I did manage to restrain myself from screaming ‘About fucking time!’, you’ll be pleased to hear. Also, from making vigorous but rude gestures in the direction of the hospital containing the gynaecologist who told me to lose weight instead.
I don’t really want to take Metformin. But at this point I really don’t know what else I can do. I am losing weight excruciatingly slowly, and even having lost nearly 10% of my bodyweight since being told to, nothing has improved. I’m still tired, I still bleed like a stuck pig if I don’t take my little pills, I still don’t ovulate, I still get heart-burn, I clearly can’t keep my insulin in order, and, dammit, I’m still fat. And the medical profession goads you by telling you that losing as little as 5% of your body-weight will improve ovulation and hormonal balance. And every time I point out that I had a lot of these symptoms when I weighed 70 lbs less than I do now, their ears fold frantically shut in case they actually hear something that challenges their smug skinny ‘received wisdom’ assvice.

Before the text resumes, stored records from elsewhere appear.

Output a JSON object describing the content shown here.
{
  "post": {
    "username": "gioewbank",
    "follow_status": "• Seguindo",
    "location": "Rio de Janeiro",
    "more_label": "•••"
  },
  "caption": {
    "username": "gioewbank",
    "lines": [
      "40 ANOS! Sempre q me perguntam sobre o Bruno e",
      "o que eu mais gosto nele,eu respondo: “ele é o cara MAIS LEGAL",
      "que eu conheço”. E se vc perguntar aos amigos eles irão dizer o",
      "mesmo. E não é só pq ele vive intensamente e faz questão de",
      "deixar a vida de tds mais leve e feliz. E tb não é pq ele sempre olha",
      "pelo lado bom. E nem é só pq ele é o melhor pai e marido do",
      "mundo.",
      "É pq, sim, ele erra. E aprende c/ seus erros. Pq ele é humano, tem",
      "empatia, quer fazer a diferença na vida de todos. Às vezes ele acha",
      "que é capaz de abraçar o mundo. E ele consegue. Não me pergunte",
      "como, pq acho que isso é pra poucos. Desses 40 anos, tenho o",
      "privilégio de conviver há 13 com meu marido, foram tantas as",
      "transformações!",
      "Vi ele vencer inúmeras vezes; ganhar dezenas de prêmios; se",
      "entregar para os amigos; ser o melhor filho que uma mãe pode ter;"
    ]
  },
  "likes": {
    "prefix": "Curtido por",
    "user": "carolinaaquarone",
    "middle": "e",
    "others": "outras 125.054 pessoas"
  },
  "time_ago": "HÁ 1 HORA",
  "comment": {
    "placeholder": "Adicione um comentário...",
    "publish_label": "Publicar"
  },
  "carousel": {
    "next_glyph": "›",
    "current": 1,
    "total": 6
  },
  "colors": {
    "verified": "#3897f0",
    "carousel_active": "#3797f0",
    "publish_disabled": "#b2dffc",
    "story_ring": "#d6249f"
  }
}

Except for medical care you pay through the nose for. And Doc Tashless, of course. Who is cheerfully treating ‘me on Metformin’ as a science experiment, ie, he’s letting me have it because he wants to find out what happens if I do take it.
As for the homeopathic medicines, I have no idea if they are helping or not. The first couple of days I took them, I had what I can only assume was a classic ‘homeopathic aggravation’, in that I had such continuous cramps I was utterly bewildered by the spot-less-ness of my knickers. I do not know what sort of improvement I am supposed to see when, for that matter. Who can tell while I am still on the pill, in any case. It’s like playing poker in the dark with blank cards against an opponent with his head in a bucket. I have no idea if anything I’m doing is actually doing anything.
While I was queueing at the doctors, a small person in pig-tails put her hand on my bottom and said ‘Mummy?’. I gave her the shock of her life when I turned round and was absolutely not her mummy. Mummy was standing in front of me, wearing the same trousers and denim jacket combo (my word, is that what I look like from the back?).
Oh, God, for someone to say ‘Mummy’ in that trusting, happy little voice, and really mean me.